Treatment of Brittle Nail Syndrome


Biotin is a water-soluble B vitamin commonly found in egg yolk, cereal, peanuts, walnuts, and milk and may be used to treat symptoms of brittle nail syndrome.[24] The majority of studies investigating the impact of biotin on brittle nails have been small and patients were successfully treated with a dose of 2.5 mg/day.[25, 26, 27] Doses ranging from 2.5-10 mg/day have been suggested to be effective. Additional studies with larger sample sizes are needed to elucidate the magnitude of its efficacy. Of importance, oral biotin supplementation has been implicated in interference with blood testing, including tests measuring levels of troponin, thyroid function, and prolactin.[28] It may also impact pregnancy testing.[29] Therefore, it is important that patients disclose to their healthcare providers whether they are on biotin supplementation in order to ensure the most optimal clinical care. Patients taking typical-dose biotin supplements should withhold their dose at least 8 hours prior to any laboratory tests.

Hydroxypropyl chitosan

In patients with brittle nail syndrome, hydroxypropyl chitosan–based nail lacquer has been associated with a clinically relevant improvement of nail appearance. In one study, the use of oral biotin in addition to the nail lacquer prompted a synergistic effect associated with even further clinical improvement.[30, 31]


Poly-ureaurethane is a polymeric hydrophobic solution that can be applied to the nail plate, which coats it and traps in moisture. Indicated for nail dystrophy, nail splitting, and fragility, it has also been suggested to improve the clinical appearance of nails affected by onychorrhexis.[7, 32]

Commercially available nail hardeners

Over-the-counter nail hardeners can be beneficial for strengthening nails but may also paradoxically contribute to worsening brittleness.[33] The formaldehyde in nail hardeners is considered the damaging agent in the paradoxical worsening, and it has also been linked to risk of allergic contact dermatitis and onycholysis in patients.[34, 35]

Nail moisturizers

Nail moisturizers in combination with lukewarm water soaks lasting 10-20 minutes can increase hydration in the nail plate and improve the appearance of nail fragility. Examples of nail moisturizers are petroleum jelly, lactic acid lotion, mineral oil, and urea cream.[2] In severe cases, patients may consider using these moisturizers under occlusion covered by cotton gloves.[2, 36]

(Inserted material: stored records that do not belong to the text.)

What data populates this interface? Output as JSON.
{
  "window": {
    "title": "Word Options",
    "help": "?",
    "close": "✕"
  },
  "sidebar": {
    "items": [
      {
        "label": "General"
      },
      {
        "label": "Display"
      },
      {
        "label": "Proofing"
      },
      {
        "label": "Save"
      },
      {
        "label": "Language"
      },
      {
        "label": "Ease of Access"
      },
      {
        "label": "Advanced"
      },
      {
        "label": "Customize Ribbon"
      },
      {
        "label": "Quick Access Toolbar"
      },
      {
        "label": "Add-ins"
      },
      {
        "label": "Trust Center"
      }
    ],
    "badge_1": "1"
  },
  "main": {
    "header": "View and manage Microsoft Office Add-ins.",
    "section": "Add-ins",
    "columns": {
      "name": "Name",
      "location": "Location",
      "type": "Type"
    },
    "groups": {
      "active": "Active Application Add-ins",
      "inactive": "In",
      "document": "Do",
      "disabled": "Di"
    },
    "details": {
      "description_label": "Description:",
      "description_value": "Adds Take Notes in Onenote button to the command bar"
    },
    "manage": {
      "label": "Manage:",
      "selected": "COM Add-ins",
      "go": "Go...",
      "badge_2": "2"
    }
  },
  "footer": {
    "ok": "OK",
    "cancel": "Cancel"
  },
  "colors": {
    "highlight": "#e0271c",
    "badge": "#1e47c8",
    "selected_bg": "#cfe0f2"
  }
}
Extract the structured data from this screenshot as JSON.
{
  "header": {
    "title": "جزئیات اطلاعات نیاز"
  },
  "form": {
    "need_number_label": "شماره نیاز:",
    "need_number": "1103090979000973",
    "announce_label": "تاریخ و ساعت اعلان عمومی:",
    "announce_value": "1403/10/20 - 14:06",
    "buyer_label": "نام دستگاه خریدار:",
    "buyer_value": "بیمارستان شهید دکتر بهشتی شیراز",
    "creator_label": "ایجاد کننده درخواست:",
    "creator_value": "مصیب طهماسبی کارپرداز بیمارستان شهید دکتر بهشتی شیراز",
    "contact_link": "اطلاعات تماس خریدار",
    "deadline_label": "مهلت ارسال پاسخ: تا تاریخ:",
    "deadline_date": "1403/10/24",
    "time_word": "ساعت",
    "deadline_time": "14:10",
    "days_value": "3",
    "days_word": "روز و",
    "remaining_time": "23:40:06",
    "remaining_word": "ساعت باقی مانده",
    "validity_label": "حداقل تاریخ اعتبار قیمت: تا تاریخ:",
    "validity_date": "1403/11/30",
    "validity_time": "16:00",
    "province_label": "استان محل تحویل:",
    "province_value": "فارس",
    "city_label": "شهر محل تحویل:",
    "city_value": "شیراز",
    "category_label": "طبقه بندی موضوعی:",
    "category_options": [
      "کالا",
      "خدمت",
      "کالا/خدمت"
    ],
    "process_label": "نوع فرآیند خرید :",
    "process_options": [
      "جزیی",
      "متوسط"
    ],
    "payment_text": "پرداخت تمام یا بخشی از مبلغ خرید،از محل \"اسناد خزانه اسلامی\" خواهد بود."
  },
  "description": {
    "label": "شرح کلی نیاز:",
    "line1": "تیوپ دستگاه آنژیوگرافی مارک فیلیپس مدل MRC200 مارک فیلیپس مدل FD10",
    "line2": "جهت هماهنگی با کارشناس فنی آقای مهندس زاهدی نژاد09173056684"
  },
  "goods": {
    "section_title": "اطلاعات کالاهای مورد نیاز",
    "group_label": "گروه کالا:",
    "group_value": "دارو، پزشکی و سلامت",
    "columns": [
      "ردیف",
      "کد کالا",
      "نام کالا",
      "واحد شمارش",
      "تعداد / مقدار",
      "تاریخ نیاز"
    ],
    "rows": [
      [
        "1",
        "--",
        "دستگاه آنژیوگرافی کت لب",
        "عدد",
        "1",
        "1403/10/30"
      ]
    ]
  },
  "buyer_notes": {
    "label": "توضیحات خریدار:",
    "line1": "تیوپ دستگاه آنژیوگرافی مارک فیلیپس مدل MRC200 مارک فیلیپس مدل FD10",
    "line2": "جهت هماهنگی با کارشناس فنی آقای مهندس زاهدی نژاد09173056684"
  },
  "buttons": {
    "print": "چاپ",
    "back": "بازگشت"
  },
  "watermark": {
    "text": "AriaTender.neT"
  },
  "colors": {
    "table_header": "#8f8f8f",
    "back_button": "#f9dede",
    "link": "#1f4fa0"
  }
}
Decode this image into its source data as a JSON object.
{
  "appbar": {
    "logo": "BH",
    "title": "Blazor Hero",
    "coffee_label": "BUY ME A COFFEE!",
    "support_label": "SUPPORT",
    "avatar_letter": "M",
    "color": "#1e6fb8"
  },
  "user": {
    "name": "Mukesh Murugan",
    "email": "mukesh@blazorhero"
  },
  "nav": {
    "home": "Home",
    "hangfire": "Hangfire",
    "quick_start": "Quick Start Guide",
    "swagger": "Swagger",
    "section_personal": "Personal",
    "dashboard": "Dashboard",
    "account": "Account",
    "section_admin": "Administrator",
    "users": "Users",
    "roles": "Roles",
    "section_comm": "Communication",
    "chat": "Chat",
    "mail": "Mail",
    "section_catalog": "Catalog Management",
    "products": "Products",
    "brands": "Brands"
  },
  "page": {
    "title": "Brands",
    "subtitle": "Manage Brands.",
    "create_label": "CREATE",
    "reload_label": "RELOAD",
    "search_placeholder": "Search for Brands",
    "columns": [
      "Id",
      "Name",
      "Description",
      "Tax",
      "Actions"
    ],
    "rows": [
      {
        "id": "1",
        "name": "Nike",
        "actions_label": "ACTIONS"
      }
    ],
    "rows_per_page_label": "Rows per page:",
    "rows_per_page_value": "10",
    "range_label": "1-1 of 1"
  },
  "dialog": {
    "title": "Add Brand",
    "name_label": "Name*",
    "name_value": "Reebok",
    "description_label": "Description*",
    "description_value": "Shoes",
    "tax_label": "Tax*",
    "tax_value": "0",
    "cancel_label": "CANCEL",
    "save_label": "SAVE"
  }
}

To prevent brittle nails, it is helpful to follow a diet that is well-balanced in vitamins and minerals that are beneficial for the nails and skin. Direct trauma to the nails should be avoided. Patients should be advised to wear cotton gloves whenever involved in intensive manual work. It is recommended that patients take caution with the overuse of nail polish remover, as it can be drying to the nails. Other options for prevention include keeping nails short to reduce the surface area accessible for weakening and avoiding vigorous or frequent manicures and long-term, repetitive use of artificial nails.

Long-Term Monitoring

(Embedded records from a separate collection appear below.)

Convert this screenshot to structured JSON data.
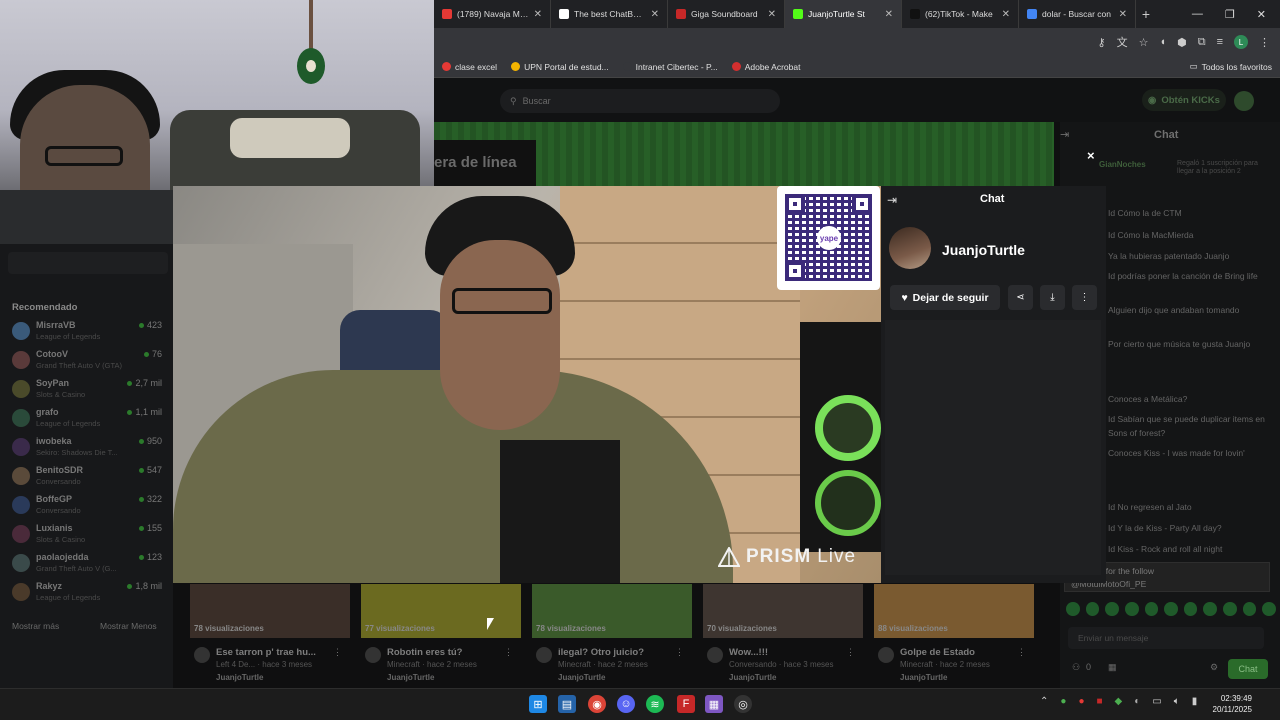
{
  "browser": {
    "tabs": [
      {
        "title": "(1789) Navaja Mari",
        "color": "#e53935",
        "active": false
      },
      {
        "title": "The best ChatBot e",
        "color": "#ffffff",
        "active": false
      },
      {
        "title": "Giga Soundboard",
        "color": "#c62828",
        "active": false
      },
      {
        "title": "JuanjoTurtle St",
        "color": "#53fc18",
        "active": true
      },
      {
        "title": "(62)TikTok - Make",
        "color": "#111111",
        "active": false
      },
      {
        "title": "dolar - Buscar con",
        "color": "#4285f4",
        "active": false
      }
    ],
    "new_tab": "+",
    "profile_letter": "L",
    "bookmarks": [
      {
        "label": "clase excel",
        "color": "#e53935"
      },
      {
        "label": "UPN Portal de estud...",
        "color": "#f4b400"
      },
      {
        "label": "Intranet Cibertec - P...",
        "color": "#35363a"
      },
      {
        "label": "Adobe Acrobat",
        "color": "#d32f2f"
      }
    ],
    "all_bookmarks": "Todos los favoritos"
  },
  "kick": {
    "search_placeholder": "Buscar",
    "kicks_button": "Obtén KICKs",
    "banner_text": "era de línea",
    "sidebar": {
      "section_title": "Recomendado",
      "streamers": [
        {
          "name": "MisrraVB",
          "game": "League of Legends",
          "viewers": "423"
        },
        {
          "name": "CotooV",
          "game": "Grand Theft Auto V (GTA)",
          "viewers": "76"
        },
        {
          "name": "SoyPan",
          "game": "Slots & Casino",
          "viewers": "2,7 mil"
        },
        {
          "name": "grafo",
          "game": "League of Legends",
          "viewers": "1,1 mil"
        },
        {
          "name": "iwobeka",
          "game": "Sekiro: Shadows Die T...",
          "viewers": "950"
        },
        {
          "name": "BenitoSDR",
          "game": "Conversando",
          "viewers": "547"
        },
        {
          "name": "BoffeGP",
          "game": "Conversando",
          "viewers": "322"
        },
        {
          "name": "Luxianis",
          "game": "Slots & Casino",
          "viewers": "155"
        },
        {
          "name": "paolaojedda",
          "game": "Grand Theft Auto V (G...",
          "viewers": "123"
        },
        {
          "name": "Rakyz",
          "game": "League of Legends",
          "viewers": "1,8 mil"
        }
      ],
      "show_more": "Mostrar más",
      "show_less": "Mostrar Menos"
    },
    "chat_bg": {
      "title": "Chat",
      "sub_user": "GianNoches",
      "sub_text": "Regaló 1 suscripción para llegar a la posición 2",
      "messages": [
        "Id Cómo la de CTM",
        "Id Cómo la MacMierda",
        "Ya la hubieras patentado Juanjo",
        "Id podrías poner la canción de Bring life",
        "Alguien dijo que andaban tomando",
        "Por cierto que música te gusta Juanjo",
        "Conoces a Metálica?",
        "Id Sabían que se puede duplicar items en Sons of forest?",
        "Conoces Kiss - I was made for lovin'",
        "Id No regresen al Jato",
        "Id Y la de Kiss - Party All day?",
        "Id Kiss - Rock and roll all night"
      ],
      "thanks_text": ": Thanks for the follow",
      "thanks_user": "@MotulMotoOfi_PE",
      "input_placeholder": "Enviar un mensaje",
      "count": "0",
      "send": "Chat"
    },
    "videos": [
      {
        "views": "78 visualizaciones",
        "title": "Ese tarron p' trae hu...",
        "sub": "Left 4 De... · hace 3 meses",
        "user": "JuanjoTurtle",
        "color": "#3a2e28"
      },
      {
        "views": "77 visualizaciones",
        "title": "Robotin eres tú?",
        "sub": "Minecraft · hace 2 meses",
        "user": "JuanjoTurtle",
        "color": "#6b6a20"
      },
      {
        "views": "78 visualizaciones",
        "title": "ilegal? Otro juicio?",
        "sub": "Minecraft · hace 2 meses",
        "user": "JuanjoTurtle",
        "color": "#3a5a2a"
      },
      {
        "views": "70 visualizaciones",
        "title": "Wow...!!!",
        "sub": "Conversando · hace 3 meses",
        "user": "JuanjoTurtle",
        "color": "#3e3530"
      },
      {
        "views": "88 visualizaciones",
        "title": "Golpe de Estado",
        "sub": "Minecraft · hace 2 meses",
        "user": "JuanjoTurtle",
        "color": "#7a5a30"
      }
    ]
  },
  "overlay": {
    "prism_brand": "PRISM",
    "prism_live": "Live",
    "qr_label": "yape",
    "chat_title": "Chat",
    "streamer_name": "JuanjoTurtle",
    "follow_label": "Dejar de seguir",
    "close": "×"
  },
  "taskbar": {
    "time": "02:39:49",
    "date": "20/11/2025"
  }
}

Nail disorders can be difficult to treat and require time to see promising results. Successful resolution of brittle nails may even require multiple treatment strategies.[7] It is important that healthcare providers and patients collaborate to establish an optimal management plan.



Medication Summary

Medical therapy should be strongly considered when brittle nail syndrome is suspected to have developed secondary to an underlying systemic or dermatologic disease. Otherwise, the level of medical therapy is guided by the desires of the patient and impact on quality of life.

B Vitamins

Class Summary

Biotin supplementation may help to treat brittle nails.

Biotin (Appearex, Coenzyme R, Nail-ex)

Biotin may promote nail growth by aiding in the metabolism of amino acids responsible for building proteins associated with nail growth. It is known to function as a coenzyme of metabolic processes.

Dermatologics, Other

Poly-ureaurethane (Nuvail)

Poly-ureaurethane is a biocompatible, polymeric solution that forms a uniform film when applied to the nail; it adheres to the nail surface, preventing direct abrasion and friction on the nail surface; it also provides protection against moisture.